After you understand what a Bastion host is defined as, you should understand that this book mainly covers these server daemons and the systems that run them. But some of the information applies to a Linux desktop system such as a per host iptables firewall, using secure shell, keeping up with your logs, and intrusion detection. Most of these things the average user doesn't care much about but sometimes being paranoid comes in handy.
Someone who would most likely use this book more than the average desktop user would probaly be a system administrator. Securing web, database, ftp, dns, and email servers is what majority of this book contains. Along with covering these server systems, there are guides to securing the Linux system that runs these daemons along with designing the networks around these types of hosts.
One of the sections I'm most fond of is Chapter 2: Designing Perimeter Networks. With this section you can really take a look at the design and layout of the different types of networks and figure out the portions that suit your needs for your own network. The diagrams shown in this chapter help explain what is going on with the traffic and allows you to see exactly what is going on and at what points the systems are protected.
At the end of the book there are 2 well commented iptables firewall scripted that allow you to get a feel for the netfilter iptables system if you're not familiar with it already. With some modification of these scripts you can easily bring them into a working environment depending on your situation, which sometimes these helps with some of the frustration with the iptables syntax. I personally prefer the PF system within OpenBSD for it's clean syntax and have grown away from iptables, but both are powerful firewall systems and should fit the needs of your network.
I'd definitely recommend this book to system admins or anyone who is paranoid about their security. Security is always something that people should be educated about.

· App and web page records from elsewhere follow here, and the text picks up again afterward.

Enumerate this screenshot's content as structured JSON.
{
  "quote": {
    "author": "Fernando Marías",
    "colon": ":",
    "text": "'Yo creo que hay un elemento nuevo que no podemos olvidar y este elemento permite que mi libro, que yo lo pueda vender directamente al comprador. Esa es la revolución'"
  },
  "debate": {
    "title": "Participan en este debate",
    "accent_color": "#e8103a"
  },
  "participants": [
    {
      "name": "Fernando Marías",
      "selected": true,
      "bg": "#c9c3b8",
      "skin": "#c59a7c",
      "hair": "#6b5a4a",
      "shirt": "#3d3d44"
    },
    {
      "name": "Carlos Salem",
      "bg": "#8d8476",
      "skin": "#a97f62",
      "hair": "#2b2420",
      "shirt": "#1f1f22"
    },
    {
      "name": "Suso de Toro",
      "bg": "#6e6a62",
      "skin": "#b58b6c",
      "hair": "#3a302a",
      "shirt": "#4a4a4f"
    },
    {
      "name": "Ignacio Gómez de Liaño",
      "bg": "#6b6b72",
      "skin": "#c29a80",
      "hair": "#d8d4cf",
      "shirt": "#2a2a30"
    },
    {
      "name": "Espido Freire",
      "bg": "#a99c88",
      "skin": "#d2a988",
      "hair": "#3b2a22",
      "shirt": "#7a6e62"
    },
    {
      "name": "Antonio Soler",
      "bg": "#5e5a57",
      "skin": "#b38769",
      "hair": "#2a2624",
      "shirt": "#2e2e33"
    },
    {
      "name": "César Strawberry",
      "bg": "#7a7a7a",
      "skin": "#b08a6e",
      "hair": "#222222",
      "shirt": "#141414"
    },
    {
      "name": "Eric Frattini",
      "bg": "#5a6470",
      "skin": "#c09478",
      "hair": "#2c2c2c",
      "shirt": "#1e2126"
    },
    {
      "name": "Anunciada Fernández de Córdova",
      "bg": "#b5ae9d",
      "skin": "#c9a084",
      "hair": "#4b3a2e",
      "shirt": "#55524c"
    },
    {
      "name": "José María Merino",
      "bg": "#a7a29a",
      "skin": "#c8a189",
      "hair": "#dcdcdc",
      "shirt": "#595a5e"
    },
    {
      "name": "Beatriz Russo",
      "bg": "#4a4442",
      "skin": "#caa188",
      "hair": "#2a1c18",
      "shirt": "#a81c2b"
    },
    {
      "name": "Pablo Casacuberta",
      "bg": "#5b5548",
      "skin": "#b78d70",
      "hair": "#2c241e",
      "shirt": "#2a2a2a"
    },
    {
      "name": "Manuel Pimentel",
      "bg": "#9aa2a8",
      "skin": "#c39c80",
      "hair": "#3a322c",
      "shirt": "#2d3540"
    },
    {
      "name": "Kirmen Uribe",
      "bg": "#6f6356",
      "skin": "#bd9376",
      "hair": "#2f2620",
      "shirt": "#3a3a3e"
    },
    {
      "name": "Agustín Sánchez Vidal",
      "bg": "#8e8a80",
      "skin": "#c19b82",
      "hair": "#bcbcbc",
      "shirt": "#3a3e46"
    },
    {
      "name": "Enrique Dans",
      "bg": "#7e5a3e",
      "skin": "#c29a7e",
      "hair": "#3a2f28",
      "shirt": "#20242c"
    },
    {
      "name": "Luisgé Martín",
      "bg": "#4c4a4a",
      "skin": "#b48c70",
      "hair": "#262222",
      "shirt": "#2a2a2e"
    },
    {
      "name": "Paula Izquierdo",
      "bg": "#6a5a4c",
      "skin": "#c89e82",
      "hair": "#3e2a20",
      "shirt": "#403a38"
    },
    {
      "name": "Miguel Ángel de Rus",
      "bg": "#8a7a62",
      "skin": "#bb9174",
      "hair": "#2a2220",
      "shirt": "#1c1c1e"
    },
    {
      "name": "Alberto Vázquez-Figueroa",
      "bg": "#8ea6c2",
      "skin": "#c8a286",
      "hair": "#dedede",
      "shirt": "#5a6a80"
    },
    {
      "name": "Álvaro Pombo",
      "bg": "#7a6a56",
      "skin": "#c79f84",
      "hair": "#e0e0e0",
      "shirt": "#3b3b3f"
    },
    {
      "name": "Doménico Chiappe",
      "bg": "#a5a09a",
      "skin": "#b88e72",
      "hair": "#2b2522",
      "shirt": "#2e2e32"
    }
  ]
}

Pensacola Linux User's Group
Most recent customer reviews
A lot of people think Linux is bullet proof, but its not.Read more